*** TASK MATERIAL ***

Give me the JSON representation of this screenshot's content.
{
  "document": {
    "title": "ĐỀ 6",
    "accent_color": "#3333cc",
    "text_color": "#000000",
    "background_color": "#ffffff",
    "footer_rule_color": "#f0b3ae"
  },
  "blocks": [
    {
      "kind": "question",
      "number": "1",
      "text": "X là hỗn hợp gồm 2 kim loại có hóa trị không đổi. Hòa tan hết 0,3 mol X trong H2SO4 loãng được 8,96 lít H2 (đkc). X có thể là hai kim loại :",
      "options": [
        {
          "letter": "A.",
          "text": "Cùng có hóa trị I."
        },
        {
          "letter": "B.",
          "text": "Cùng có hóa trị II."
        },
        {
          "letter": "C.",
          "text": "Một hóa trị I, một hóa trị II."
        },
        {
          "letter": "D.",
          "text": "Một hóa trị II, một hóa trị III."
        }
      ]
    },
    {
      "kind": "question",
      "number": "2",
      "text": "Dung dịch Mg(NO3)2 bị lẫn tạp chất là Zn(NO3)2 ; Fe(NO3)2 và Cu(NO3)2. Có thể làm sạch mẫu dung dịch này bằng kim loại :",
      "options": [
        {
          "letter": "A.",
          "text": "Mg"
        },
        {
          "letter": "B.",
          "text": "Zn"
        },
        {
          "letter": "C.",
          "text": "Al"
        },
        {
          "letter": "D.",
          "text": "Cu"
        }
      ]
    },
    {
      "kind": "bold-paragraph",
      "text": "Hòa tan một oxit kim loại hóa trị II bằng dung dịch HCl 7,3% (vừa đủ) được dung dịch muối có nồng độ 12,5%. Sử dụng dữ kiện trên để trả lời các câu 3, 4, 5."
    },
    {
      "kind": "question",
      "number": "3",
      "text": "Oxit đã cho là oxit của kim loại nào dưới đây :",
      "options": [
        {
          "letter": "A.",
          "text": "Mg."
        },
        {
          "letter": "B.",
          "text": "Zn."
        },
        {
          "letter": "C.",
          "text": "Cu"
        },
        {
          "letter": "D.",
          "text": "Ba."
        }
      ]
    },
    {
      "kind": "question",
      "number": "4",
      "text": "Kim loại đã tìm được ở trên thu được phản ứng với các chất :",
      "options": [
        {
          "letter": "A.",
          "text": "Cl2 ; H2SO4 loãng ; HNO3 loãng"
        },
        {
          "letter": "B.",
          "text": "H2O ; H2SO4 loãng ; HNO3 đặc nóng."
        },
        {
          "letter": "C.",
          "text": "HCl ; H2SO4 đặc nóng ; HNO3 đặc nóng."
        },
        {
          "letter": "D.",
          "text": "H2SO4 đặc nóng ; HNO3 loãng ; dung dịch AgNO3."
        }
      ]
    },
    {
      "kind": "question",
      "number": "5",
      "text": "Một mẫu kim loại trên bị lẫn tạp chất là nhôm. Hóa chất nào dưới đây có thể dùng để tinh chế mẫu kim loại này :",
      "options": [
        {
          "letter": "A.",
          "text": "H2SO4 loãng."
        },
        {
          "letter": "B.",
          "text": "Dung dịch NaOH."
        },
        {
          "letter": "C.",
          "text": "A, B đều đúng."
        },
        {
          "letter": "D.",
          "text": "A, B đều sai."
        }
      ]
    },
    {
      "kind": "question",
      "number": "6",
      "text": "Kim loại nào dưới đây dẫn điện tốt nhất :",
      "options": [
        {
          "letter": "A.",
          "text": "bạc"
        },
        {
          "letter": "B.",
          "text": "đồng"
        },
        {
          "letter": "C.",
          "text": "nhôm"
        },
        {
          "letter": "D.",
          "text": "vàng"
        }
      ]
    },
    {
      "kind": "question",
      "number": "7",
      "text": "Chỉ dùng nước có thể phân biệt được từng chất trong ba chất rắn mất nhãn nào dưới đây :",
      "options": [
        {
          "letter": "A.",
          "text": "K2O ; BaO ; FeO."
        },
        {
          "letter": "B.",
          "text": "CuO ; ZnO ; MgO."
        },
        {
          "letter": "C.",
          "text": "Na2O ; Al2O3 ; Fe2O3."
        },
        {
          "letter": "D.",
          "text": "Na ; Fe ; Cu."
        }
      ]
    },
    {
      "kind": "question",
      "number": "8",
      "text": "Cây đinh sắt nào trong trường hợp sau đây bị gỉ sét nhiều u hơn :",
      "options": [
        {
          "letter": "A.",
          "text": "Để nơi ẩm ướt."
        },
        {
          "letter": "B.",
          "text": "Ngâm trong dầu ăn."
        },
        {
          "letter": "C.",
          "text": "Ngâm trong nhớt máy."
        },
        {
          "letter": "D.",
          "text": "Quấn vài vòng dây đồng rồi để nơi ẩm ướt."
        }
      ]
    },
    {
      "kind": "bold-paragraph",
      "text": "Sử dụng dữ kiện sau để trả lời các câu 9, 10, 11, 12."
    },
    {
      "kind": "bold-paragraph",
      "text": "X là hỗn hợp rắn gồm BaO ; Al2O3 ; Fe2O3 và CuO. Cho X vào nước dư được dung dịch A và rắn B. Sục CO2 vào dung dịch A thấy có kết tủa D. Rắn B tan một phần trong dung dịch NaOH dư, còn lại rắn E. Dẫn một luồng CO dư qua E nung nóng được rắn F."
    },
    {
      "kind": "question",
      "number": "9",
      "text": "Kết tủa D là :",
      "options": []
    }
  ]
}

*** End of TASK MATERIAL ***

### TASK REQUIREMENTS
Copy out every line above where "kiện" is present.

### RESPONSE AREA
      "text": "Hòa tan một oxit kim loại hóa trị II bằng dung dịch HCl 7,3% (vừa đủ) được dung dịch muối có nồng độ 12,5%. Sử dụng dữ kiện trên để trả lời các câu 3, 4, 5."
      "text": "Sử dụng dữ kiện sau để trả lời các câu 9, 10, 11, 12."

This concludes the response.